Flint, MI–Pastor Jeffrey Hawkins said at a press conference this afternoon that today marked his second son’s birthday who he lost to gun violence.
Today is also the day Mayor Sheldon Neeley and Police Chief Phil Hart announced that the City of Flint will no longer be auctioning off the illegal guns confiscated by the police.
250 guns seized from the streets of Flint will now be taken to the Michigan State Police Department to be melted down.
“It shows a gross lack of critical thinking when we say we want to fight crime and battle crime and take weapons off the street,” Neeley said, “to be in the chain of circulating weapons back into activity where bad guys may…get a second chance at doing something wrong.”
There were 1,273 weapons auctioned off in the previous years by the previous administration which totaled more than $200,000. That money went back into the police department.
“But we have to ask ourselves, how much is a life worth?” Neeley said.
A table full of weapons old and new was on display at the press conference.
“You see these long guns, these shotguns, these semi-automatic weapons,” Neeley said. “These look more like combat types of weapons and in an inner city area, I mean, these weapons can be devastating.”
Gun violence in Flint is on the rise.
Over the weekend, a dozen people were shot.
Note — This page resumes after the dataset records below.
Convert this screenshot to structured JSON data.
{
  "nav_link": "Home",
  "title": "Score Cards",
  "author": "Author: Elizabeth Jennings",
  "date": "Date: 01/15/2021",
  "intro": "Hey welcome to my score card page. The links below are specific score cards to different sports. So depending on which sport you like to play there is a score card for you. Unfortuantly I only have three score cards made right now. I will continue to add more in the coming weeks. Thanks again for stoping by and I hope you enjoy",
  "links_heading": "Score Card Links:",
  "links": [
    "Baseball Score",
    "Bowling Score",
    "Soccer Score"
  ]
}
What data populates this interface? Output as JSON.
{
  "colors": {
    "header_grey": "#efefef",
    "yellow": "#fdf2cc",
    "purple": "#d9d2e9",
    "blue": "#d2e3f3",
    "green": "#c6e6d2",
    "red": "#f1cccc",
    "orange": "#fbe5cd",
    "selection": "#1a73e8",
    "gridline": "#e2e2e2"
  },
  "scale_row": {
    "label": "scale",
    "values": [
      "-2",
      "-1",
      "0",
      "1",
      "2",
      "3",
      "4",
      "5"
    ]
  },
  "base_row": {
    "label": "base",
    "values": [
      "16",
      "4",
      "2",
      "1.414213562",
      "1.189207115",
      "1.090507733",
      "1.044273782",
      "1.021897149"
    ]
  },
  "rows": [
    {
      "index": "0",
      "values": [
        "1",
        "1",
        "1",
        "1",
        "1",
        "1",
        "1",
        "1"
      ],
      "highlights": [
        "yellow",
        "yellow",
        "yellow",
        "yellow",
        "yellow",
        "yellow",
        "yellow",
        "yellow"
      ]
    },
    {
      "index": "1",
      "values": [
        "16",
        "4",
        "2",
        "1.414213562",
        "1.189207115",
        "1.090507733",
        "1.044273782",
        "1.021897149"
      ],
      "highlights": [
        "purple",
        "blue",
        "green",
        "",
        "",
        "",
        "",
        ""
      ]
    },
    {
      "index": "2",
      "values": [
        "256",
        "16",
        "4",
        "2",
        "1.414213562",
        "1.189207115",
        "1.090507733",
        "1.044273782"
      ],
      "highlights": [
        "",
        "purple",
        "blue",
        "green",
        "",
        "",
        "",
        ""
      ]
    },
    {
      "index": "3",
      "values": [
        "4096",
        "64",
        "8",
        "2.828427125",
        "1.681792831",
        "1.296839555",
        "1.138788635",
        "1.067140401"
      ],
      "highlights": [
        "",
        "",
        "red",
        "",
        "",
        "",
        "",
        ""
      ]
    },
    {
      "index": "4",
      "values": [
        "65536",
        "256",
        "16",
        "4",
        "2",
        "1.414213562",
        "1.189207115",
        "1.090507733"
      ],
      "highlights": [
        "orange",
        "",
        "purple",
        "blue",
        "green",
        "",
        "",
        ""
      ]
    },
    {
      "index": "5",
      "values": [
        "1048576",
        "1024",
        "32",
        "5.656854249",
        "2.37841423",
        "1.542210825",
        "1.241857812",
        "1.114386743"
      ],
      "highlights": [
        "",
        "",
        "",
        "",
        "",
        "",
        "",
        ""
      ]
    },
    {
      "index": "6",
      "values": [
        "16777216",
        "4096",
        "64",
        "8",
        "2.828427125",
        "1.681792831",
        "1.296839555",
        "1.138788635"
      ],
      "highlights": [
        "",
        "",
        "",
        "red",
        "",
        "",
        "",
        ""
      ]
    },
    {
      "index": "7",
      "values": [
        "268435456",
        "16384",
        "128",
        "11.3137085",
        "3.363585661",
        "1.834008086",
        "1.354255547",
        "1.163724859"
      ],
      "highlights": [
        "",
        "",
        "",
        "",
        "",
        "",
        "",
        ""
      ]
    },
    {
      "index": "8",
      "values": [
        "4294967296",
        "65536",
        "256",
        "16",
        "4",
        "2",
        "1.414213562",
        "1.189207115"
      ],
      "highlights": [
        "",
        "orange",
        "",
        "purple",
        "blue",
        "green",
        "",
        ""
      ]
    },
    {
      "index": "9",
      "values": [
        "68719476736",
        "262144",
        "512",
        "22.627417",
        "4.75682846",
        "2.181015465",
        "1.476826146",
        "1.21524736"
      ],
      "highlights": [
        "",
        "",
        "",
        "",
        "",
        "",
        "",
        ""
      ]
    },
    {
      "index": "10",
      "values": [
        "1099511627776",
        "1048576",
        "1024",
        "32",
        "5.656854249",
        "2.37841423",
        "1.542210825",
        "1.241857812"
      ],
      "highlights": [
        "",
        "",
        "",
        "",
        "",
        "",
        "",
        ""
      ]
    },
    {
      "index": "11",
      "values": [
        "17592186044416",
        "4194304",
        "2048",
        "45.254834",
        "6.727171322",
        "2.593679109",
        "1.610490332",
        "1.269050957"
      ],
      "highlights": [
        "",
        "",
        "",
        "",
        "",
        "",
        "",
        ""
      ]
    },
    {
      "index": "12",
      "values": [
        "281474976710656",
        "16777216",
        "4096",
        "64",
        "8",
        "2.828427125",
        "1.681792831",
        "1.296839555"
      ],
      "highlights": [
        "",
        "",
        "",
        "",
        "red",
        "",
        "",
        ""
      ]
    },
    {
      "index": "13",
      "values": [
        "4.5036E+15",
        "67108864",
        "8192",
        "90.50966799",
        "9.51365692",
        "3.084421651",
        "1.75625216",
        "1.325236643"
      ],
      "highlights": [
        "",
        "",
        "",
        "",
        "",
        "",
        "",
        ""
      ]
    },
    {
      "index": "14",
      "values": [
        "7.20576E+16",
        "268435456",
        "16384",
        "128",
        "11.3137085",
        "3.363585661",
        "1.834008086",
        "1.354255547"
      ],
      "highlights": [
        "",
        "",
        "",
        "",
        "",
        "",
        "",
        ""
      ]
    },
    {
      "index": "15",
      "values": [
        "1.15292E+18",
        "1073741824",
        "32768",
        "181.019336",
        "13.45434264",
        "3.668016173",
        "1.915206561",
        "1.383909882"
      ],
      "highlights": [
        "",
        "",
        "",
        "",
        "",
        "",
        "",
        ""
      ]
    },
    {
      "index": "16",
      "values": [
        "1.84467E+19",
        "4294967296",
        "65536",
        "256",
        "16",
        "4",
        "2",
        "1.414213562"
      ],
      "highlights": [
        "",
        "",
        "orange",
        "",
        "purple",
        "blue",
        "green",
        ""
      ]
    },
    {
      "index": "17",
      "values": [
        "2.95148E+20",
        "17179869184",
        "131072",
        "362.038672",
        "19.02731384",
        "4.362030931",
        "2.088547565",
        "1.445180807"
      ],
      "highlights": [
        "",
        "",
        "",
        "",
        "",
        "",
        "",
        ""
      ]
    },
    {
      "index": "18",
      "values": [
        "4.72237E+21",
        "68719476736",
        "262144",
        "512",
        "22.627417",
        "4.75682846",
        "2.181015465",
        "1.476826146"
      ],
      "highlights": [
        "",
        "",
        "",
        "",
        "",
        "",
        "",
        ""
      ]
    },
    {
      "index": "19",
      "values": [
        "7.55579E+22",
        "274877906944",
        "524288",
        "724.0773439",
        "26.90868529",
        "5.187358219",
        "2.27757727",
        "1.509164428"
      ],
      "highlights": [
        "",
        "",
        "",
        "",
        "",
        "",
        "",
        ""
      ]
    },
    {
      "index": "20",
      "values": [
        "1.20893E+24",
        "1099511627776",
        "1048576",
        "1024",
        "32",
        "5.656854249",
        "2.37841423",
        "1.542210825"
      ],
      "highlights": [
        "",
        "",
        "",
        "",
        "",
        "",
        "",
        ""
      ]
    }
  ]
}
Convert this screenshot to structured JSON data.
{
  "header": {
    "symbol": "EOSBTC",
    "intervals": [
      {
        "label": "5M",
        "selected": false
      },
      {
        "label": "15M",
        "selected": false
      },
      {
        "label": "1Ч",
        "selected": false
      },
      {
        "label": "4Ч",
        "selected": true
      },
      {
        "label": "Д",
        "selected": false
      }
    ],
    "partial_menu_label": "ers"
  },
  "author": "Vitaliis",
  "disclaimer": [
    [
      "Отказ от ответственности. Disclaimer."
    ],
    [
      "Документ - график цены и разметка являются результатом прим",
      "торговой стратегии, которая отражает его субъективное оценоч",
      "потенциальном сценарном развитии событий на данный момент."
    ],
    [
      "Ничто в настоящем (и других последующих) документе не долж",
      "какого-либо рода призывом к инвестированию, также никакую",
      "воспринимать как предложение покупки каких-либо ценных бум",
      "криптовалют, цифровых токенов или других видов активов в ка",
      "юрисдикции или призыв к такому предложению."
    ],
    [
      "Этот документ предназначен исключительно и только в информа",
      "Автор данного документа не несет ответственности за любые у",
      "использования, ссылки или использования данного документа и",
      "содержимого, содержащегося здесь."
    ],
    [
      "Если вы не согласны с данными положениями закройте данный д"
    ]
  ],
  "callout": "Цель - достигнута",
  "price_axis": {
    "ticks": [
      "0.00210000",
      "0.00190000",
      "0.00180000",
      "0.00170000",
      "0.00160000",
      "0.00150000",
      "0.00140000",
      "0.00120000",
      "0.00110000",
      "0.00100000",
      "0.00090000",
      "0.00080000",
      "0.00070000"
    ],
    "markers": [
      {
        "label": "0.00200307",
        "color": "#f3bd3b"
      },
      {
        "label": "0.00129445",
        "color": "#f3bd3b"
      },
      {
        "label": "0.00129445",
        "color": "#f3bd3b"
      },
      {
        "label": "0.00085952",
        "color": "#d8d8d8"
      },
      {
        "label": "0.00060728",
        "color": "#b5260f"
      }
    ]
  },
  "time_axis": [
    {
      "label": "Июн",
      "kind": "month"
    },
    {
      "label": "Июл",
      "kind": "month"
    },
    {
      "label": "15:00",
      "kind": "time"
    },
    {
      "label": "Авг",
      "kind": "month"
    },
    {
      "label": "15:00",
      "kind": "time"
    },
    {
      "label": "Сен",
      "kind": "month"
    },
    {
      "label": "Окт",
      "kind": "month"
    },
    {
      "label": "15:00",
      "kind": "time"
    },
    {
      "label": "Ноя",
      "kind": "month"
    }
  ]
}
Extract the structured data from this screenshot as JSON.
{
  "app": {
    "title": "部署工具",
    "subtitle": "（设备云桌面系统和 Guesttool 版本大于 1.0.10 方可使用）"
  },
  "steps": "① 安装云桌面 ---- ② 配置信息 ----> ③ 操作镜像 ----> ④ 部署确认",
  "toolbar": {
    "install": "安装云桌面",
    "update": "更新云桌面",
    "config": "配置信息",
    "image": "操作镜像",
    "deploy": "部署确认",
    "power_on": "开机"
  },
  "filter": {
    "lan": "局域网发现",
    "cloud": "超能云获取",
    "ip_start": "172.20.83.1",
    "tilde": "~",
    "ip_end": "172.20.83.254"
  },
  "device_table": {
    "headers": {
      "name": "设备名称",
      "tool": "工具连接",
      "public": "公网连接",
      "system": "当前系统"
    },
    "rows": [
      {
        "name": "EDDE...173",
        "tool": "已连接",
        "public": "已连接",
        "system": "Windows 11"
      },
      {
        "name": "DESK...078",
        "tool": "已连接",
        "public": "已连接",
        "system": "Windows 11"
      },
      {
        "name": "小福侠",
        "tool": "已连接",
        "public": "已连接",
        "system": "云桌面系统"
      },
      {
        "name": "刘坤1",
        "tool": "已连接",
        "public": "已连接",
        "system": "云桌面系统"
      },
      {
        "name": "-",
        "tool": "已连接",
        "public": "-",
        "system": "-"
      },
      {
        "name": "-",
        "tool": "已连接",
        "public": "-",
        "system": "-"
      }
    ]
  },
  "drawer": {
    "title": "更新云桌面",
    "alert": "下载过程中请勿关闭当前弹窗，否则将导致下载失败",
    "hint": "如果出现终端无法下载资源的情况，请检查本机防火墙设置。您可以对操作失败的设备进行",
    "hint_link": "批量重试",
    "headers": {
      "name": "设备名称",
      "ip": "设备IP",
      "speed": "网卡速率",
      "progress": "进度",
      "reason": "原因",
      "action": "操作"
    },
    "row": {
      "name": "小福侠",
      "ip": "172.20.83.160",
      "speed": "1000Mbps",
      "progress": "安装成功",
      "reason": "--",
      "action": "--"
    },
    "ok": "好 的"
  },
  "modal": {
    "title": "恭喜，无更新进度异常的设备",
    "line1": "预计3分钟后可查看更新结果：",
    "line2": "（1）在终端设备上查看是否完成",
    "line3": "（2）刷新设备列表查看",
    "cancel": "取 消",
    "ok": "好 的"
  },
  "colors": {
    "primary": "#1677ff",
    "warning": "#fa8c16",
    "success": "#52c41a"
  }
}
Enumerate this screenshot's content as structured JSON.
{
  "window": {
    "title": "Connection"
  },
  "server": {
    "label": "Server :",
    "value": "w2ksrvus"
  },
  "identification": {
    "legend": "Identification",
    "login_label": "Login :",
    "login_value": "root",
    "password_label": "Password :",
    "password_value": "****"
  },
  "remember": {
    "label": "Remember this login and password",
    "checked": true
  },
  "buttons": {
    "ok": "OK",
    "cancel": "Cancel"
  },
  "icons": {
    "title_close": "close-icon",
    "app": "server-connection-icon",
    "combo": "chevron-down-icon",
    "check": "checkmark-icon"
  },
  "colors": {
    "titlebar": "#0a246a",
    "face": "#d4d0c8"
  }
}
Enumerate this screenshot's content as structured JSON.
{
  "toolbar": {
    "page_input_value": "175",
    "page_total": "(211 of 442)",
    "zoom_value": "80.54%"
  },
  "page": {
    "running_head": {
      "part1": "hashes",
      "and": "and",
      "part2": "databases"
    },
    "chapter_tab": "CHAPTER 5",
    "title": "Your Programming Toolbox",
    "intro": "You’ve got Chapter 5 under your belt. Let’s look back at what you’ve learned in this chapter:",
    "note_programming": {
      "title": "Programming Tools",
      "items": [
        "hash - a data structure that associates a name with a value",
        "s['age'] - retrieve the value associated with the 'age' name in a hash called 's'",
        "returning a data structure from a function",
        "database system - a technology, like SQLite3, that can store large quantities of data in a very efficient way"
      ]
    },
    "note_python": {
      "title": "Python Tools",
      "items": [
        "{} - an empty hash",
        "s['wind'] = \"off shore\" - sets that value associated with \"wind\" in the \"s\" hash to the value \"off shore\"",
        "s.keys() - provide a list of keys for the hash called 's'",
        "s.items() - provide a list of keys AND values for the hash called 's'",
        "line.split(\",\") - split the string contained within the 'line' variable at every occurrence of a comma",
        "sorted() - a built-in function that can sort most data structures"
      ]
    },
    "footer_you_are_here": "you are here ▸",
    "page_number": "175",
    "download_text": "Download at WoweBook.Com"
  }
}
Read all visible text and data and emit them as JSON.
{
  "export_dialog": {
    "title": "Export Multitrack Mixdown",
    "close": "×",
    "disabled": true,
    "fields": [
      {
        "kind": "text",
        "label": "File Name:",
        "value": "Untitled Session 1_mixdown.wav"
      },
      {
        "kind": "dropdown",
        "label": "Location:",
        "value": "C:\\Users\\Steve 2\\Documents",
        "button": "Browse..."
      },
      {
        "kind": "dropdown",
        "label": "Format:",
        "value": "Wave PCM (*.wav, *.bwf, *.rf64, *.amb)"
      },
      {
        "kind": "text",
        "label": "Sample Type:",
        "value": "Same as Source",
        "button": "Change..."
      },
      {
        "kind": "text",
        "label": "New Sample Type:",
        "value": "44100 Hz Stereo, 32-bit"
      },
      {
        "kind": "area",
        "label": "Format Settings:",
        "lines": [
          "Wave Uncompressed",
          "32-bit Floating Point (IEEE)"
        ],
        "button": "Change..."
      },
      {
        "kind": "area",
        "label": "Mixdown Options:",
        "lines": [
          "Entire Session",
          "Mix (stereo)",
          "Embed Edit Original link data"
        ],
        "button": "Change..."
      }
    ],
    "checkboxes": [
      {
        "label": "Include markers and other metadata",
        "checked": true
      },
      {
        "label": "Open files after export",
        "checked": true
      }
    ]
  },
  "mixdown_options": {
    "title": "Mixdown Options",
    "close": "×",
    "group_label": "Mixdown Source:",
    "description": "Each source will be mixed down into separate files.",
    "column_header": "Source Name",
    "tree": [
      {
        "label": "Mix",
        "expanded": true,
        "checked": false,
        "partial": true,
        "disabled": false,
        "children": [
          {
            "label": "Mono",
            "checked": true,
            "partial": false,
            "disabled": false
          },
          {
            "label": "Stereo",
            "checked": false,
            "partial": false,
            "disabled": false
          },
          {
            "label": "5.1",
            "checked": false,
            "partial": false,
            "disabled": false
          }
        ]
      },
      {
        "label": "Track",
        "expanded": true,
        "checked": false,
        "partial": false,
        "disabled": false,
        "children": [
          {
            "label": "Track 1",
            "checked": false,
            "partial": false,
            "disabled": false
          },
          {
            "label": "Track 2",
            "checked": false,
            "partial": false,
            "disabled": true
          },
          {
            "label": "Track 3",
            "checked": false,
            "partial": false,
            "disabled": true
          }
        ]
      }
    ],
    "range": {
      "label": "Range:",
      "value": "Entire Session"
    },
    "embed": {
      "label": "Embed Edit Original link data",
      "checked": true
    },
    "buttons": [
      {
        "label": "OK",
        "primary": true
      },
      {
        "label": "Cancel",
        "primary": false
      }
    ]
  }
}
Hart said there have been a couple more shootings since then.
According to the Michigan State Police Department, as of July 19, there has been a 126.3% increase in non-fatal shootings year-to-date, and a 53.3% increase in fatal shootings year-to-date.
“We’re going nightly out to shooting scenes, and this past weekend was just horrible for all of us,” Hart said. “We would like to never have anything like that happen again.”
Hart said those guns had been collected in just the last seven days from the new Special Investigative Unit in the Flint Police Department, which is one part of a three-part plan to combat the rise in violent crime.
According to Hart, the weapons were seized mostly during legal traffic stops as the unit exercised proactive policing and something they call “Beyond the Stop.”
Hart also announced that the department is investigating where the new guns came from and what institutions are putting those guns into the hands of people who shouldn’t have access to them.
“We are no longer going to put these weapons back out on the street for sale. It’s just not worth it,” Hart said.
Joseph Pettigrew, who lost his father in a shooting, called gun violence a public health crisis.
“I would like to see more…young people stepping up to really make sure that our families and friends are safe,” he said. “This work cannot be done without the community.”
Hawkins said this decision not to auction off the guns gives him hope.
“This doesn’t do anything for the loved ones that were lost due to violence, but sure enough this gives us a brighter future that no one else has to be lost, particularly by these guns,” he said.